The Death of Music Journalism
Professional commentary on music is dying out. Do we care?
- event type: Classical:NEXT 17 Conference
- start date: 18 May 2017
- time: 11:00 - 11:45
- city/area: Rotterdam
- venue:De Doelen, Conference Room 3 (fourth floor)
- country: Netherlands
- event submitted by: Piranha Arts
Chaired by Shirley Apthorp (South Africa/Germany), music journalist, freelance/Financial Times
Space for professional commentary on classical music in the mainstream media is dwindling or has, in many cases, disappeared completely. Amateur commentary on social media and in blogs has increased exponentially, and in-house media teams from larger institutions are producing their own material, but neither of these new forms offer objective, informed, professional commentary.
In a world where content is driven increasingly by popularity (a competition in which classical music is unlikely to win), and where expertise is viewed with growing suspicion, old-school music criticism seems to have no place. Meanwhile, musicians seek authoritative quotes about their performances, and organisations hope for coverage in mainstream media.

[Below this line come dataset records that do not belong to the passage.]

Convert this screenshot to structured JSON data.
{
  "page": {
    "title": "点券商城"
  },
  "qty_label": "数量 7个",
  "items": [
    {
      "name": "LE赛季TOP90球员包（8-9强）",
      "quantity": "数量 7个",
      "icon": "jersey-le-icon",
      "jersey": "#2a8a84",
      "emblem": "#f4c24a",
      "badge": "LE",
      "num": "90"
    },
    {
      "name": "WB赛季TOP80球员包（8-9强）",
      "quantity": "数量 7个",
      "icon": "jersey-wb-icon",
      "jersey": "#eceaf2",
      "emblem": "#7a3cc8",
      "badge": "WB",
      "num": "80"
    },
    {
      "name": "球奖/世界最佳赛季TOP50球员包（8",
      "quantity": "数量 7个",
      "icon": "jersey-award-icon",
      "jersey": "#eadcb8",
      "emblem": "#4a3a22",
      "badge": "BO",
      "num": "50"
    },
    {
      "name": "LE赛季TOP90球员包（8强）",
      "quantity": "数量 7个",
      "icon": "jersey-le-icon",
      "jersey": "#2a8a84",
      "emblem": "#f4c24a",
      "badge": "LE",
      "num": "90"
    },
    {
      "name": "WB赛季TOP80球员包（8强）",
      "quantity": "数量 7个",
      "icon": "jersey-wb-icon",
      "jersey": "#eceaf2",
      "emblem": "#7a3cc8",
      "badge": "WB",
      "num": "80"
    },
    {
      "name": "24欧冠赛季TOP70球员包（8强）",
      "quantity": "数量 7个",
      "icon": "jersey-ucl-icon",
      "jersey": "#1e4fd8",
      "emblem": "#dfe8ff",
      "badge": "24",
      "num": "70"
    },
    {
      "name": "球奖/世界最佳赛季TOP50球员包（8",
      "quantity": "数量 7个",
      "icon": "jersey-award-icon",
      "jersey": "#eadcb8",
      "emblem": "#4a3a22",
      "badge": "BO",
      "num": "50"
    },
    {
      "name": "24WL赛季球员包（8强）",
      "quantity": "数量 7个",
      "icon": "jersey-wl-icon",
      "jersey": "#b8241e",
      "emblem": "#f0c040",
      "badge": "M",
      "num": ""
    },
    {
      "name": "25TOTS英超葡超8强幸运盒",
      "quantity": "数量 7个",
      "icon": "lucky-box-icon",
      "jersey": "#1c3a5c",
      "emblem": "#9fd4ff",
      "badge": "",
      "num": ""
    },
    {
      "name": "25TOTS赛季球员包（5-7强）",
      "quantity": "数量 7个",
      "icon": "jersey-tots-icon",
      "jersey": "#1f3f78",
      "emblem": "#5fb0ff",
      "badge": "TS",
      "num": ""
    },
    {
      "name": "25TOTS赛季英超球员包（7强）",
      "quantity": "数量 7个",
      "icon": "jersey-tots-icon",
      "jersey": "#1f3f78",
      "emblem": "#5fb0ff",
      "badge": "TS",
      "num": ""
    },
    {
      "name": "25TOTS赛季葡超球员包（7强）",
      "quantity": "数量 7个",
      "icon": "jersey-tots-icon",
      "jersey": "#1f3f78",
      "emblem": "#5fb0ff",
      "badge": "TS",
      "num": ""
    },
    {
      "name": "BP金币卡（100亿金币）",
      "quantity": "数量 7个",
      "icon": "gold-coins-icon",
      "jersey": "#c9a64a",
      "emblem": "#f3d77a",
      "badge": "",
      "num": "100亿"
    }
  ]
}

Does the classical music industry accept that the era of professional music commentary is over, or can we work together to find a solution?